### Problem statement
Leave the images aside and output every entry exactly.

Element data from apps and pages:
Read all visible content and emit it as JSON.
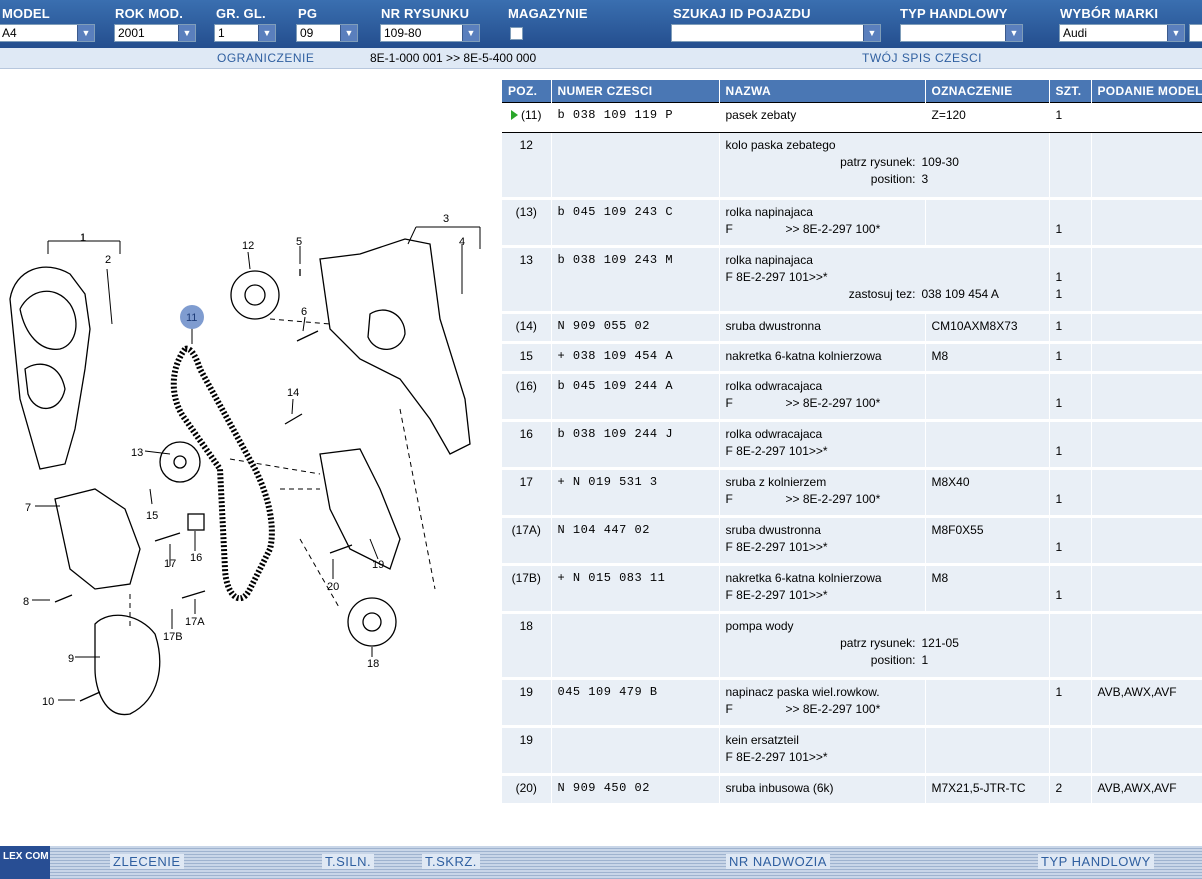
{
  "filters": {
    "model": {
      "label": "MODEL",
      "value": "A4"
    },
    "rok_mod": {
      "label": "ROK MOD.",
      "value": "2001"
    },
    "gr_gl": {
      "label": "GR. GL.",
      "value": "1"
    },
    "pg": {
      "label": "PG",
      "value": "09"
    },
    "nr_rysunku": {
      "label": "NR RYSUNKU",
      "value": "109-80"
    },
    "magazynie": {
      "label": "MAGAZYNIE"
    },
    "szukaj": {
      "label": "SZUKAJ ID POJAZDU",
      "value": ""
    },
    "typ_handlowy": {
      "label": "TYP HANDLOWY",
      "value": ""
    },
    "wybor_marki": {
      "label": "WYBÓR MARKI",
      "value": "Audi"
    }
  },
  "subbar": {
    "ograniczenie_label": "OGRANICZENIE",
    "ograniczenie_value": "8E-1-000 001 >> 8E-5-400 000",
    "twoj_spis": "TWÓJ SPIS CZESCI"
  },
  "table": {
    "headers": [
      "POZ.",
      "NUMER CZESCI",
      "NAZWA",
      "OZNACZENIE",
      "SZT.",
      "PODANIE MODELU"
    ],
    "rows": [
      {
        "poz": "(11)",
        "numer": "b  038  109  119  P",
        "nazwa": "pasek zebaty",
        "oznaczenie": "Z=120",
        "szt": "1",
        "podanie": ""
      },
      {
        "poz": "12",
        "numer": "",
        "nazwa": "kolo paska zebatego",
        "sub_lab_1": "patrz rysunek:",
        "sub_val_1": "109-30",
        "sub_lab_2": "position:",
        "sub_val_2": "3"
      },
      {
        "poz": "(13)",
        "numer": "b  045  109  243  C",
        "nazwa": "rolka napinajaca",
        "line2_a": "F",
        "line2_b": ">> 8E-2-297 100*",
        "szt": "1"
      },
      {
        "poz": "13",
        "numer": "b  038  109  243  M",
        "nazwa": "rolka napinajaca",
        "line2": "F 8E-2-297 101>>*",
        "zast_lab": "zastosuj tez:",
        "zast_val": "038 109 454 A",
        "szt": "1",
        "szt2": "1"
      },
      {
        "poz": "(14)",
        "numer": "   N    909  055  02",
        "nazwa": "sruba dwustronna",
        "oznaczenie": "CM10AXM8X73",
        "szt": "1"
      },
      {
        "poz": "15",
        "numer": "+  038  109  454  A",
        "nazwa": "nakretka 6-katna kolnierzowa",
        "oznaczenie": "M8",
        "szt": "1"
      },
      {
        "poz": "(16)",
        "numer": "b  045  109  244  A",
        "nazwa": "rolka odwracajaca",
        "line2_a": "F",
        "line2_b": ">> 8E-2-297 100*",
        "szt": "1"
      },
      {
        "poz": "16",
        "numer": "b  038  109  244  J",
        "nazwa": "rolka odwracajaca",
        "line2": "F 8E-2-297 101>>*",
        "szt": "1"
      },
      {
        "poz": "17",
        "numer": "+  N    019  531  3",
        "nazwa": "sruba z kolnierzem",
        "line2_a": "F",
        "line2_b": ">> 8E-2-297 100*",
        "oznaczenie": "M8X40",
        "szt": "1"
      },
      {
        "poz": "(17A)",
        "numer": "   N    104  447  02",
        "nazwa": "sruba dwustronna",
        "line2": "F 8E-2-297 101>>*",
        "oznaczenie": "M8F0X55",
        "szt": "1"
      },
      {
        "poz": "(17B)",
        "numer": "+  N    015  083  11",
        "nazwa": "nakretka 6-katna kolnierzowa",
        "line2": "F 8E-2-297 101>>*",
        "oznaczenie": "M8",
        "szt": "1"
      },
      {
        "poz": "18",
        "numer": "",
        "nazwa": "pompa wody",
        "sub_lab_1": "patrz rysunek:",
        "sub_val_1": "121-05",
        "sub_lab_2": "position:",
        "sub_val_2": "1"
      },
      {
        "poz": "19",
        "numer": "   045  109  479  B",
        "nazwa": "napinacz paska wiel.rowkow.",
        "line2_a": "F",
        "line2_b": ">> 8E-2-297 100*",
        "szt": "1",
        "podanie": "AVB,AWX,AVF"
      },
      {
        "poz": "19",
        "numer": "",
        "nazwa": "kein ersatzteil",
        "line2": "F 8E-2-297 101>>*"
      },
      {
        "poz": "(20)",
        "numer": "   N    909  450  02",
        "nazwa": "sruba inbusowa (6k)",
        "oznaczenie": "M7X21,5-JTR-TC",
        "szt": "2",
        "podanie": "AVB,AWX,AVF"
      }
    ]
  },
  "diagram": {
    "callouts": [
      "1",
      "2",
      "3",
      "4",
      "5",
      "6",
      "7",
      "8",
      "9",
      "10",
      "11",
      "12",
      "13",
      "14",
      "15",
      "16",
      "17",
      "17A",
      "17B",
      "18",
      "19",
      "20"
    ]
  },
  "bottombar": {
    "logo": "LEX COM",
    "zlecenie": "ZLECENIE",
    "t_siln": "T.SILN.",
    "t_skrz": "T.SKRZ.",
    "nr_nadwozia": "NR NADWOZIA",
    "typ_handlowy": "TYP HANDLOWY"
  },
  "colors": {
    "accent": "#4a77b4",
    "row_bg": "#e9eff6",
    "selected_marker": "#2aa62a"
  }
}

### Expected answer
Read all visible content and emit it as JSON.
{
  "filters": {
    "model": {
      "label": "MODEL",
      "value": "A4"
    },
    "rok_mod": {
      "label": "ROK MOD.",
      "value": "2001"
    },
    "gr_gl": {
      "label": "GR. GL.",
      "value": "1"
    },
    "pg": {
      "label": "PG",
      "value": "09"
    },
    "nr_rysunku": {
      "label": "NR RYSUNKU",
      "value": "109-80"
    },
    "magazynie": {
      "label": "MAGAZYNIE"
    },
    "szukaj": {
      "label": "SZUKAJ ID POJAZDU",
      "value": ""
    },
    "typ_handlowy": {
      "label": "TYP HANDLOWY",
      "value": ""
    },
    "wybor_marki": {
      "label": "WYBÓR MARKI",
      "value": "Audi"
    }
  },
  "subbar": {
    "ograniczenie_label": "OGRANICZENIE",
    "ograniczenie_value": "8E-1-000 001 >> 8E-5-400 000",
    "twoj_spis": "TWÓJ SPIS CZESCI"
  },
  "table": {
    "headers": [
      "POZ.",
      "NUMER CZESCI",
      "NAZWA",
      "OZNACZENIE",
      "SZT.",
      "PODANIE MODELU"
    ],
    "rows": [
      {
        "poz": "(11)",
        "numer": "b  038  109  119  P",
        "nazwa": "pasek zebaty",
        "oznaczenie": "Z=120",
        "szt": "1",
        "podanie": ""
      },
      {
        "poz": "12",
        "numer": "",
        "nazwa": "kolo paska zebatego",
        "sub_lab_1": "patrz rysunek:",
        "sub_val_1": "109-30",
        "sub_lab_2": "position:",
        "sub_val_2": "3"
      },
      {
        "poz": "(13)",
        "numer": "b  045  109  243  C",
        "nazwa": "rolka napinajaca",
        "line2_a": "F",
        "line2_b": ">> 8E-2-297 100*",
        "szt": "1"
      },
      {
        "poz": "13",
        "numer": "b  038  109  243  M",
        "nazwa": "rolka napinajaca",
        "line2": "F 8E-2-297 101>>*",
        "zast_lab": "zastosuj tez:",
        "zast_val": "038 109 454 A",
        "szt": "1",
        "szt2": "1"
      },
      {
        "poz": "(14)",
        "numer": "   N    909  055  02",
        "nazwa": "sruba dwustronna",
        "oznaczenie": "CM10AXM8X73",
        "szt": "1"
      },
      {
        "poz": "15",
        "numer": "+  038  109  454  A",
        "nazwa": "nakretka 6-katna kolnierzowa",
        "oznaczenie": "M8",
        "szt": "1"
      },
      {
        "poz": "(16)",
        "numer": "b  045  109  244  A",
        "nazwa": "rolka odwracajaca",
        "line2_a": "F",
        "line2_b": ">> 8E-2-297 100*",
        "szt": "1"
      },
      {
        "poz": "16",
        "numer": "b  038  109  244  J",
        "nazwa": "rolka odwracajaca",
        "line2": "F 8E-2-297 101>>*",
        "szt": "1"
      },
      {
        "poz": "17",
        "numer": "+  N    019  531  3",
        "nazwa": "sruba z kolnierzem",
        "line2_a": "F",
        "line2_b": ">> 8E-2-297 100*",
        "oznaczenie": "M8X40",
        "szt": "1"
      },
      {
        "poz": "(17A)",
        "numer": "   N    104  447  02",
        "nazwa": "sruba dwustronna",
        "line2": "F 8E-2-297 101>>*",
        "oznaczenie": "M8F0X55",
        "szt": "1"
      },
      {
        "poz": "(17B)",
        "numer": "+  N    015  083  11",
        "nazwa": "nakretka 6-katna kolnierzowa",
        "line2": "F 8E-2-297 101>>*",
        "oznaczenie": "M8",
        "szt": "1"
      },
      {
        "poz": "18",
        "numer": "",
        "nazwa": "pompa wody",
        "sub_lab_1": "patrz rysunek:",
        "sub_val_1": "121-05",
        "sub_lab_2": "position:",
        "sub_val_2": "1"
      },
      {
        "poz": "19",
        "numer": "   045  109  479  B",
        "nazwa": "napinacz paska wiel.rowkow.",
        "line2_a": "F",
        "line2_b": ">> 8E-2-297 100*",
        "szt": "1",
        "podanie": "AVB,AWX,AVF"
      },
      {
        "poz": "19",
        "numer": "",
        "nazwa": "kein ersatzteil",
        "line2": "F 8E-2-297 101>>*"
      },
      {
        "poz": "(20)",
        "numer": "   N    909  450  02",
        "nazwa": "sruba inbusowa (6k)",
        "oznaczenie": "M7X21,5-JTR-TC",
        "szt": "2",
        "podanie": "AVB,AWX,AVF"
      }
    ]
  },
  "diagram": {
    "callouts": [
      "1",
      "2",
      "3",
      "4",
      "5",
      "6",
      "7",
      "8",
      "9",
      "10",
      "11",
      "12",
      "13",
      "14",
      "15",
      "16",
      "17",
      "17A",
      "17B",
      "18",
      "19",
      "20"
    ]
  },
  "bottombar": {
    "logo": "LEX COM",
    "zlecenie": "ZLECENIE",
    "t_siln": "T.SILN.",
    "t_skrz": "T.SKRZ.",
    "nr_nadwozia": "NR NADWOZIA",
    "typ_handlowy": "TYP HANDLOWY"
  },
  "colors": {
    "accent": "#4a77b4",
    "row_bg": "#e9eff6",
    "selected_marker": "#2aa62a"
  }
}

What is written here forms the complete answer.